The Tax Court in Elliott V. Commissioner, 73 T.C.M. 3197 (1997), T.C. Memo 1997-294 states,

Petitioner is not entitled to deduct any portion of this amount. Even if we were to assume that EPC was required to indemnify petitioner for this payment, an assumption which we do not find as a fact, petitioner would be unable to deduct this amount because he paid it in settlement of amounts assessed against him under section 6672. Amounts paid for section 6672 assessments are nondeductible. See sec. 162(f); sec 1.162-21(b), Income Tax Regs; see also Arrigoni v. Commissioner [Dec. 36,758], 73 T.C. 792 (1980); Patton v. Commissioner [Dec. 35,589], 71 T.C. 389 (1978); Smith v. Commissioner [Dec. 24,365], 34 T.C. 1100 (1960), affd. per curiam [61-2 USTC ¶ 9686] 294 F.2d 957 (5th Cir. 1961); Duncan v. Commissioner [Dec. 49,222(M)], T.C. Memo. 1993-370, affd. [95-2 USTC ¶ 50,547] 68 F.3d 315 (9th Cir. 1995).

The answer is “No”, a “responsible person” cannot take a deduction on their 1040. The answer can be “Yes” if a “responsible person” makes the capital contribution to the cash account and pays the taxes before the trust fund liability penalty is assessed.

Please see your attorney or CPA for answers to your particular situation.

Have you changed your name? This will affect the processing of your tax return.
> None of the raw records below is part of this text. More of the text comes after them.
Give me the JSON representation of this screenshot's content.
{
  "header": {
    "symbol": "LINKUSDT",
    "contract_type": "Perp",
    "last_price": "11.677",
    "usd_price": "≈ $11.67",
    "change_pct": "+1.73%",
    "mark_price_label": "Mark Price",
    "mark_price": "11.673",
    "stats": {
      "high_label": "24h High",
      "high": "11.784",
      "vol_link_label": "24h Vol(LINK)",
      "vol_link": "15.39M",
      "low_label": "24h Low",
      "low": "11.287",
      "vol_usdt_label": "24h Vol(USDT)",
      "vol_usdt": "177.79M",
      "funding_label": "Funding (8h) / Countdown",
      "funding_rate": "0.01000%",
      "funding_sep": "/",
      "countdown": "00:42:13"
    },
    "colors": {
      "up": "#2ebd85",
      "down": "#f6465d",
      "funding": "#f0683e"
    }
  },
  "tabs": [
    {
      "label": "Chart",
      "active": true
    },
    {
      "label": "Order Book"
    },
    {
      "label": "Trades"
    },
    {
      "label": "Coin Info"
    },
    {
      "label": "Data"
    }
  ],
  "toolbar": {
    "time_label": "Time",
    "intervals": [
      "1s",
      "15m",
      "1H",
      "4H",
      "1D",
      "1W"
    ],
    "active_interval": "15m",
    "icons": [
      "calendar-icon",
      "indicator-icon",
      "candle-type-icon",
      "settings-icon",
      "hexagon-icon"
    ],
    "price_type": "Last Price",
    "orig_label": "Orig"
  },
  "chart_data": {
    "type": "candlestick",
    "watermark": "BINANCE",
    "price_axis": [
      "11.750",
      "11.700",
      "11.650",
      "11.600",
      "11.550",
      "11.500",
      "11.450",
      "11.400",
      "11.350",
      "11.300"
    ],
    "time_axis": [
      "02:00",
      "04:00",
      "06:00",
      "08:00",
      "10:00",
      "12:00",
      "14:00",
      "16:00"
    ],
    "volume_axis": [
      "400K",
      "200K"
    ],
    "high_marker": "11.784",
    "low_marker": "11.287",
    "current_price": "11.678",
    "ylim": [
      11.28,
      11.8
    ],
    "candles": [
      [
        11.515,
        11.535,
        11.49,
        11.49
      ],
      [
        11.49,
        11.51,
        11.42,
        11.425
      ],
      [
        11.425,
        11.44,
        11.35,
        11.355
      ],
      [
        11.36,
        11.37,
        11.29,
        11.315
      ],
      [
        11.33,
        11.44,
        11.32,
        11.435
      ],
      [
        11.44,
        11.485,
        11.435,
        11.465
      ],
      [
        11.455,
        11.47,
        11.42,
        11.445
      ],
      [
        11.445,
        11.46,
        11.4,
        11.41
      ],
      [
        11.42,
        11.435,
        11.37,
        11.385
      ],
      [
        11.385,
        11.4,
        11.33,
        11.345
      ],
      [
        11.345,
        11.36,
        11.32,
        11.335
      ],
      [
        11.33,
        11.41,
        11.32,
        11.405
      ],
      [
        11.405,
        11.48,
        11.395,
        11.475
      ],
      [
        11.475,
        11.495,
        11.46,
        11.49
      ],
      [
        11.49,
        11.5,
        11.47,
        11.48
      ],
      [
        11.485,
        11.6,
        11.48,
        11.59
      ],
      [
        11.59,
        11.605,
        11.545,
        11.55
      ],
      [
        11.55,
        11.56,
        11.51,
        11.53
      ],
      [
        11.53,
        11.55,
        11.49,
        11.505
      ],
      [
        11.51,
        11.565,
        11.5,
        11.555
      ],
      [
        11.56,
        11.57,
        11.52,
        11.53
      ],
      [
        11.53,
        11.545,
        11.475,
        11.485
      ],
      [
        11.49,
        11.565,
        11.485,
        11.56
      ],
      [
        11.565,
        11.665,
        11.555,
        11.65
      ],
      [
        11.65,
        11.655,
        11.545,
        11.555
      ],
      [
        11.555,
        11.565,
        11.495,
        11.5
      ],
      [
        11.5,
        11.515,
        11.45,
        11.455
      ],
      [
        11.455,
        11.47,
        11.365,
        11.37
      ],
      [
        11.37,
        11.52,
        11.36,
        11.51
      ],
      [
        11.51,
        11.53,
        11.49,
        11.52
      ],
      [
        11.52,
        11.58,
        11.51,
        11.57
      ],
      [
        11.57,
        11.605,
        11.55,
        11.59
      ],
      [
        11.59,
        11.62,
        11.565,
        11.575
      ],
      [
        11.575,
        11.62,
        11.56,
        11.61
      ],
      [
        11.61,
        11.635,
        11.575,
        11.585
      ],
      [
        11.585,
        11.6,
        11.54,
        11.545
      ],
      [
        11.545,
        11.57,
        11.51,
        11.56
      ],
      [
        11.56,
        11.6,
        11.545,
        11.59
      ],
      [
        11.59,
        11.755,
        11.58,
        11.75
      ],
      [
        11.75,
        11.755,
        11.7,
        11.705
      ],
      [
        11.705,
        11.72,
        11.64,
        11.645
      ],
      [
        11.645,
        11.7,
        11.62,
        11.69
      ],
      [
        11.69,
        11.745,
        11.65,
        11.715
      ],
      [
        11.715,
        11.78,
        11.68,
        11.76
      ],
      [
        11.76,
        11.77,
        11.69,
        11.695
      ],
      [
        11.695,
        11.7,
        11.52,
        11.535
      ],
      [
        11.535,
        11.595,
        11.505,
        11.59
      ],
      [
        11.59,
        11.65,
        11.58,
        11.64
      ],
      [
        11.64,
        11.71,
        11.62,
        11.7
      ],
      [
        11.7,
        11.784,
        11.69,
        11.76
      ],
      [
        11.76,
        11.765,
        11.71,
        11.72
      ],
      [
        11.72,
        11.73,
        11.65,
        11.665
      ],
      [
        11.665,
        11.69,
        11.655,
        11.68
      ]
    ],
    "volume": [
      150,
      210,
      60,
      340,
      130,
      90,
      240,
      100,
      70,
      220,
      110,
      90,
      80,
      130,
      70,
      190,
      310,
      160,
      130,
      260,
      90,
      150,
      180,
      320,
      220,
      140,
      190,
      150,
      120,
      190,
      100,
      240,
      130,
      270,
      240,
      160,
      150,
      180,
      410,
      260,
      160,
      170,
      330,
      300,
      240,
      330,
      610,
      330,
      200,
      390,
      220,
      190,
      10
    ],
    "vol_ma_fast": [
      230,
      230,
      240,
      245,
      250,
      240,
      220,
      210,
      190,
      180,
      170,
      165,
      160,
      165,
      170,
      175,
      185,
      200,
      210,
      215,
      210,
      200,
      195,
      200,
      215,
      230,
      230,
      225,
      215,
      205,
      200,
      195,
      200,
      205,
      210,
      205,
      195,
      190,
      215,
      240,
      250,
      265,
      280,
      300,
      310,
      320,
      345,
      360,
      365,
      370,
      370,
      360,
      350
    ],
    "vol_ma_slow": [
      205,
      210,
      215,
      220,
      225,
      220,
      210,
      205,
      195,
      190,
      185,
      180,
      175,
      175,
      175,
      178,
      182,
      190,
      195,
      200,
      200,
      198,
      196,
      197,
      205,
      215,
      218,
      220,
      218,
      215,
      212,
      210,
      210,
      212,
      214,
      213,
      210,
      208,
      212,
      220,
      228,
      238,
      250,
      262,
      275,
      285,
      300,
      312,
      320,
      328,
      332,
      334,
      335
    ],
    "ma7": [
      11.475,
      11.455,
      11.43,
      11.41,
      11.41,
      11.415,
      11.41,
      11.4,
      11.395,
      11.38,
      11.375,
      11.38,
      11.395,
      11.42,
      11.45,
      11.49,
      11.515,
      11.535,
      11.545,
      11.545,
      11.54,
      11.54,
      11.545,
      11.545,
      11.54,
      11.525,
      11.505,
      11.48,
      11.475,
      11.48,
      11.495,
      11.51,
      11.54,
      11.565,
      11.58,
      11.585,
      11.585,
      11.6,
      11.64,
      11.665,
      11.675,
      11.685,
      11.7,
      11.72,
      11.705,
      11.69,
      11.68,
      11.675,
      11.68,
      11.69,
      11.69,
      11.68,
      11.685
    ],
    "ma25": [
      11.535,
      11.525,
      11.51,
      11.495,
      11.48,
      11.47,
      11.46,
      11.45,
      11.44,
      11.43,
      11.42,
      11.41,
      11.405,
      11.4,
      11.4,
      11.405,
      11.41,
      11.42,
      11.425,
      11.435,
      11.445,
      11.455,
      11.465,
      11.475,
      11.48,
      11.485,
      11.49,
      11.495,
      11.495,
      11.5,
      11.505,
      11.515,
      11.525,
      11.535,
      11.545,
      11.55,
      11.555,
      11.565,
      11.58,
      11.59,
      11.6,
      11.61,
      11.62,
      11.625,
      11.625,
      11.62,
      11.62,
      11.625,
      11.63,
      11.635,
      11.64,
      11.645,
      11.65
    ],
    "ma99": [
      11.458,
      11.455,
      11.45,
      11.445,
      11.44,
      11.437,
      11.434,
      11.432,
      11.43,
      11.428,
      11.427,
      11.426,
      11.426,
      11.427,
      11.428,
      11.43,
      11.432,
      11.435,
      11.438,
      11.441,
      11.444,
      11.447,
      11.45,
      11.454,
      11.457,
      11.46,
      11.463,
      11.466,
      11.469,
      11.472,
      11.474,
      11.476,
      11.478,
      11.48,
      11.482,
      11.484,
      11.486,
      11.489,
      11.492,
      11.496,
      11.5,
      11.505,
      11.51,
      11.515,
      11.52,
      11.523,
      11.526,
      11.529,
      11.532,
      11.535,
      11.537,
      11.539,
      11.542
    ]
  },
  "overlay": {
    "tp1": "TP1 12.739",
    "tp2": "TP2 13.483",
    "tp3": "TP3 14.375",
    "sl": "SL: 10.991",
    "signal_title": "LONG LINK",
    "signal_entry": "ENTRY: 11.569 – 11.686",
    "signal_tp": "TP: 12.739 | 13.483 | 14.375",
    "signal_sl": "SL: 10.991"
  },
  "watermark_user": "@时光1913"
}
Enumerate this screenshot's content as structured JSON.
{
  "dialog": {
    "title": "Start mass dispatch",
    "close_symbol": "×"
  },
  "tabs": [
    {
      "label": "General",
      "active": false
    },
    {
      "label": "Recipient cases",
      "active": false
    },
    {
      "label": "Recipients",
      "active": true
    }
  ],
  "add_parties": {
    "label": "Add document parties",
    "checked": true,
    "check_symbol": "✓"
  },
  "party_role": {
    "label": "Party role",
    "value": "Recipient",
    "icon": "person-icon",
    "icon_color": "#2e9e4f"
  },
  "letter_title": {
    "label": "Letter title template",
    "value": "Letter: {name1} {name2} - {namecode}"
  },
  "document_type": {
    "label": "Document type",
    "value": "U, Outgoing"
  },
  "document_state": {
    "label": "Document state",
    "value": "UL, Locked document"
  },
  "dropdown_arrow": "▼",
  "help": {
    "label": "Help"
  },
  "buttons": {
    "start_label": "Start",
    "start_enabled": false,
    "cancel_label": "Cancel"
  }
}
Did you know that a name change could impact your taxes? Here’s what you need to know:

1. Report Name Changes. Did you get married and are now using your new spouse’s last name or hyphenate your last name? Did you divorce and go back to using your former last name? In either case, you should notify the SSA of your name change. That way, your new name on your IRS records will match up with your SSA records. A mismatch could unexpectedly increase a tax bill or reduce the size of any refund.

2. Make Dependent’s Name Change. Notify the SSA if your dependent had a name change. For example, this could apply if you adopted a child and the child’s last name changed. If you adopted a child who does not have a Social Security number, you may use an Adoption Taxpayer Identification Number on your tax return. An ATIN is a temporary number. You can apply for an ATIN by filing Form W-7A, Application for Taxpayer Identification Number for Pending U.S. Adoptions, with the IRS.

3. Get a New Card. File Form SS-5, Application for a Social Security Card, to notify SSA of your name change. You can get the form on SSA.gov or call 800-772-1213 to order it. Your new card will show your new name with the same SSN you had before.